THE INPUT:

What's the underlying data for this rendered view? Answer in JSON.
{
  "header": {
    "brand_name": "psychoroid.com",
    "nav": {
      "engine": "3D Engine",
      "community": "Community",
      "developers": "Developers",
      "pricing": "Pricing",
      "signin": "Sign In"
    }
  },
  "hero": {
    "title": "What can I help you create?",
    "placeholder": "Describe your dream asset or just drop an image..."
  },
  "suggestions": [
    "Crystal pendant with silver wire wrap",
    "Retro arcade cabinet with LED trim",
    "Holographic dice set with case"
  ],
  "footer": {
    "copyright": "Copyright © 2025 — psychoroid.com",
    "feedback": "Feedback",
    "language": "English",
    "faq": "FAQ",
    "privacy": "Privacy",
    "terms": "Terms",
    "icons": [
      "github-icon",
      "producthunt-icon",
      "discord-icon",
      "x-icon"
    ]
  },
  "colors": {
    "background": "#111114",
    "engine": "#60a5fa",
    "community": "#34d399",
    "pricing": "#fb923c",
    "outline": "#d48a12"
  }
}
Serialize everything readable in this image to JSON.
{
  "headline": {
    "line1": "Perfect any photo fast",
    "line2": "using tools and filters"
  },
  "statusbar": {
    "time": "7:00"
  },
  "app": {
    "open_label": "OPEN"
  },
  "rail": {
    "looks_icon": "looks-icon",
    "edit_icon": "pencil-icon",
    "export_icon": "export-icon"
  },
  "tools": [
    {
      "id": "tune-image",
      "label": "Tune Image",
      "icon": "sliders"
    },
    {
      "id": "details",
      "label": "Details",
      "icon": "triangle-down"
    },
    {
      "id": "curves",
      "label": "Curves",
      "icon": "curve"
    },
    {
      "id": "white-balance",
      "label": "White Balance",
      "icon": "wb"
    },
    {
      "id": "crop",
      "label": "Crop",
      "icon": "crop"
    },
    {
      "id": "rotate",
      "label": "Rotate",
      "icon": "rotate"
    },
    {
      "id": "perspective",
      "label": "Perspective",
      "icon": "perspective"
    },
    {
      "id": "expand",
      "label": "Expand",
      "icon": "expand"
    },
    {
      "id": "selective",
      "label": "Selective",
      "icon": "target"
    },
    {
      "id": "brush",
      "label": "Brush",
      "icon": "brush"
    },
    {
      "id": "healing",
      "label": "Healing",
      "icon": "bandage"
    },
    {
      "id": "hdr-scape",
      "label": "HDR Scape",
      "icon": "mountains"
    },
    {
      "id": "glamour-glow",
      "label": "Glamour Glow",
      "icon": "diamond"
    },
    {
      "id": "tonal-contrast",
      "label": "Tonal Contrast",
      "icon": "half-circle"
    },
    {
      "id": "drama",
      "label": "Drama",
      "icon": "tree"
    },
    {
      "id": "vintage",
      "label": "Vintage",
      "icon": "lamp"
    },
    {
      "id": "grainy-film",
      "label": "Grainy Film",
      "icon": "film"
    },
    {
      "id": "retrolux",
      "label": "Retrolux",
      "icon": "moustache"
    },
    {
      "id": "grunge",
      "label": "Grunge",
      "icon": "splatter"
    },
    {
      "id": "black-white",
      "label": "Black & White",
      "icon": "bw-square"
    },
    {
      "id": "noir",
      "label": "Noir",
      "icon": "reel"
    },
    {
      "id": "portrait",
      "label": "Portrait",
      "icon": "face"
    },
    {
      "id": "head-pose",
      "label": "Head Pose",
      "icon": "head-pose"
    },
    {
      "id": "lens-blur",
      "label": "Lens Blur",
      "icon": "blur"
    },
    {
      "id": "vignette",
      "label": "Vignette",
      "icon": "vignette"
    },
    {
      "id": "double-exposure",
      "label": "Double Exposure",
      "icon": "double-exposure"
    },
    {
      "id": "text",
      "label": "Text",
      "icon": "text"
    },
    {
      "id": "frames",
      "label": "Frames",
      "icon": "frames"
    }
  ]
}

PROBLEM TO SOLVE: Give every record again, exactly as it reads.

EXERCISE SOLUTION:
What's the underlying data for this rendered view? Answer in JSON.
{
  "header": {
    "brand_name": "psychoroid.com",
    "nav": {
      "engine": "3D Engine",
      "community": "Community",
      "developers": "Developers",
      "pricing": "Pricing",
      "signin": "Sign In"
    }
  },
  "hero": {
    "title": "What can I help you create?",
    "placeholder": "Describe your dream asset or just drop an image..."
  },
  "suggestions": [
    "Crystal pendant with silver wire wrap",
    "Retro arcade cabinet with LED trim",
    "Holographic dice set with case"
  ],
  "footer": {
    "copyright": "Copyright © 2025 — psychoroid.com",
    "feedback": "Feedback",
    "language": "English",
    "faq": "FAQ",
    "privacy": "Privacy",
    "terms": "Terms",
    "icons": [
      "github-icon",
      "producthunt-icon",
      "discord-icon",
      "x-icon"
    ]
  },
  "colors": {
    "background": "#111114",
    "engine": "#60a5fa",
    "community": "#34d399",
    "pricing": "#fb923c",
    "outline": "#d48a12"
  }
}
Serialize everything readable in this image to JSON.
{
  "headline": {
    "line1": "Perfect any photo fast",
    "line2": "using tools and filters"
  },
  "statusbar": {
    "time": "7:00"
  },
  "app": {
    "open_label": "OPEN"
  },
  "rail": {
    "looks_icon": "looks-icon",
    "edit_icon": "pencil-icon",
    "export_icon": "export-icon"
  },
  "tools": [
    {
      "id": "tune-image",
      "label": "Tune Image",
      "icon": "sliders"
    },
    {
      "id": "details",
      "label": "Details",
      "icon": "triangle-down"
    },
    {
      "id": "curves",
      "label": "Curves",
      "icon": "curve"
    },
    {
      "id": "white-balance",
      "label": "White Balance",
      "icon": "wb"
    },
    {
      "id": "crop",
      "label": "Crop",
      "icon": "crop"
    },
    {
      "id": "rotate",
      "label": "Rotate",
      "icon": "rotate"
    },
    {
      "id": "perspective",
      "label": "Perspective",
      "icon": "perspective"
    },
    {
      "id": "expand",
      "label": "Expand",
      "icon": "expand"
    },
    {
      "id": "selective",
      "label": "Selective",
      "icon": "target"
    },
    {
      "id": "brush",
      "label": "Brush",
      "icon": "brush"
    },
    {
      "id": "healing",
      "label": "Healing",
      "icon": "bandage"
    },
    {
      "id": "hdr-scape",
      "label": "HDR Scape",
      "icon": "mountains"
    },
    {
      "id": "glamour-glow",
      "label": "Glamour Glow",
      "icon": "diamond"
    },
    {
      "id": "tonal-contrast",
      "label": "Tonal Contrast",
      "icon": "half-circle"
    },
    {
      "id": "drama",
      "label": "Drama",
      "icon": "tree"
    },
    {
      "id": "vintage",
      "label": "Vintage",
      "icon": "lamp"
    },
    {
      "id": "grainy-film",
      "label": "Grainy Film",
      "icon": "film"
    },
    {
      "id": "retrolux",
      "label": "Retrolux",
      "icon": "moustache"
    },
    {
      "id": "grunge",
      "label": "Grunge",
      "icon": "splatter"
    },
    {
      "id": "black-white",
      "label": "Black & White",
      "icon": "bw-square"
    },
    {
      "id": "noir",
      "label": "Noir",
      "icon": "reel"
    },
    {
      "id": "portrait",
      "label": "Portrait",
      "icon": "face"
    },
    {
      "id": "head-pose",
      "label": "Head Pose",
      "icon": "head-pose"
    },
    {
      "id": "lens-blur",
      "label": "Lens Blur",
      "icon": "blur"
    },
    {
      "id": "vignette",
      "label": "Vignette",
      "icon": "vignette"
    },
    {
      "id": "double-exposure",
      "label": "Double Exposure",
      "icon": "double-exposure"
    },
    {
      "id": "text",
      "label": "Text",
      "icon": "text"
    },
    {
      "id": "frames",
      "label": "Frames",
      "icon": "frames"
    }
  ]
}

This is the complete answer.